“I bought a cute water bottle that I like to carry around so I drink water whenever I’m bored,” says 21-year-old makeup artist Marie Katz, who drinks between two and three liters of water a day. There are all kinds of water bottles on the market these days, but I personally recommend finding something insulated, so it keeps water cold for long periods of time — which might encourage you to drink more — and prevents condensation from getting all over everything. These bottles also tend to last forever, which is always a plus for when the world-ending meteorite finally hits.

Spice Things Up a Bit

Plain old water is cool, but adding some fruit — or even a dash of juice — might help you drink more, especially if the taste of water bores you. “I fill my water bottle with berries and lemon juice, which makes the water taste like something and adds a light tint, making it more fun to drink,” Katz says.

Danna Hunnes, senior dietitian at the Ronald Reagan UCLA Medical Center, seconds this approach, emailing me something that resembles water-based beat poetry in response to my query:

Drink it cold.
Drink it fizzy.
Drink it fruit-infused.
Drink it with a spritz of lime, apple or cranberry juice.
Just drink it!

Yeah, man.

Be Competitive

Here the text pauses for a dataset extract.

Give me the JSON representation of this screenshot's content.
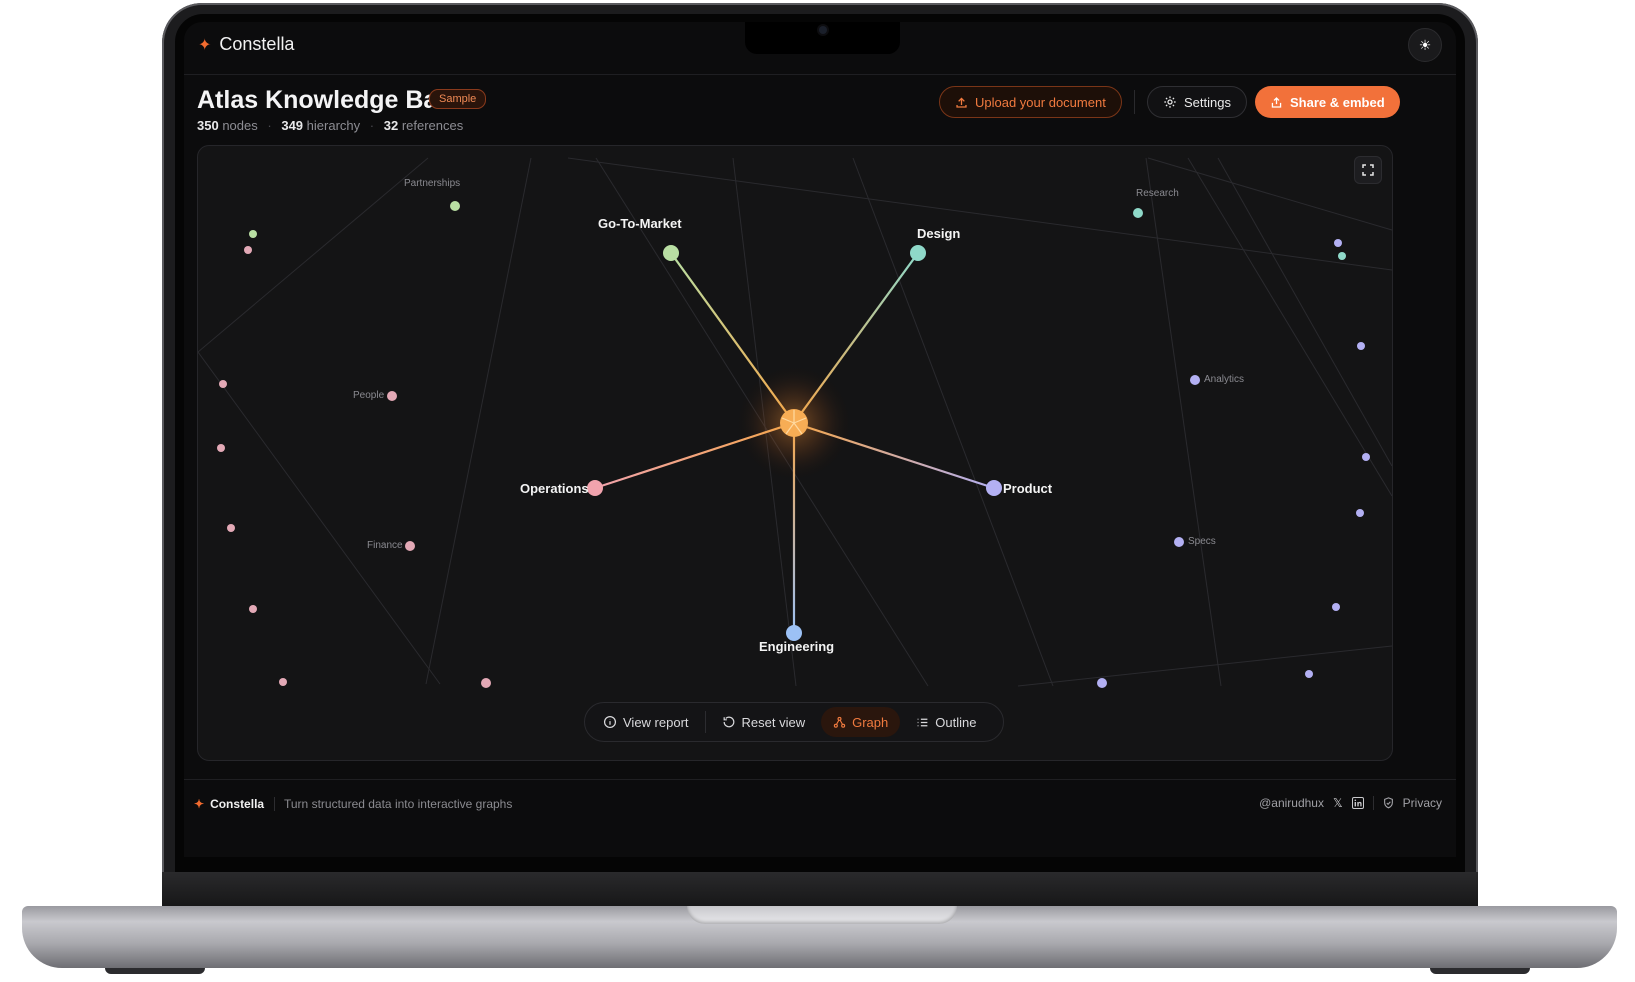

“Make drinking water a competition amongst the children,” says 27-year-old financial advisor Beau Simon, who drinks about a gallon of water a day. “They’ll drink that shit up.” Adults can also join in on the fun here, so don’t be afraid to challenge your friends, partners or desk neighbors to a water-drinking competition (it might be lame as hell, but it’ll do your body good).

Just remember: Chugging water is a bad way to hydrate, so this approach would be best utilized as a full-day challenge, where all parties meet up at the end of the day to compare how much water they consumed. One other thing to remember is that, while extremely rare, it’s possible to over-hydrate. The best way to go about gauging how much water you actually need is simply to follow your thirst and drink accordingly.

Use a Water Filter

“Have a decent water filtration system so your tap water doesn’t taste weird,” says 26-year-old transformer salesman Justin Breidenbach, a dude who’s been told he drinks too much water. But while these filters do usually improve the taste and keep the water cold (which again, might encourage you to drink more), they also tend to become repulsive and germ-ridden over time. Just something to consider.


When I posed the question about drinking more water to my Facebook friends, the first and most-liked response was simply, “LaCroix.” And sure, generally speaking, LaCroix is both healthy and hydrating (despite the fact that the company was recently sued on the basis that natural flavor, the one ingredient in a standard LaCroix other than water, actually isn’t natural at all). There have, however, been studies that suggest flavored sparkling waters can damage our teeth thanks to their acidic pH value, and while the authors didn’t name LaCroix specifically, the point is, you’re always safer drinking regular old water.

If all else fails, maybe follow this weird Twitter bot that reminds you to drink water every single hour of every single day. Whatever it takes, right?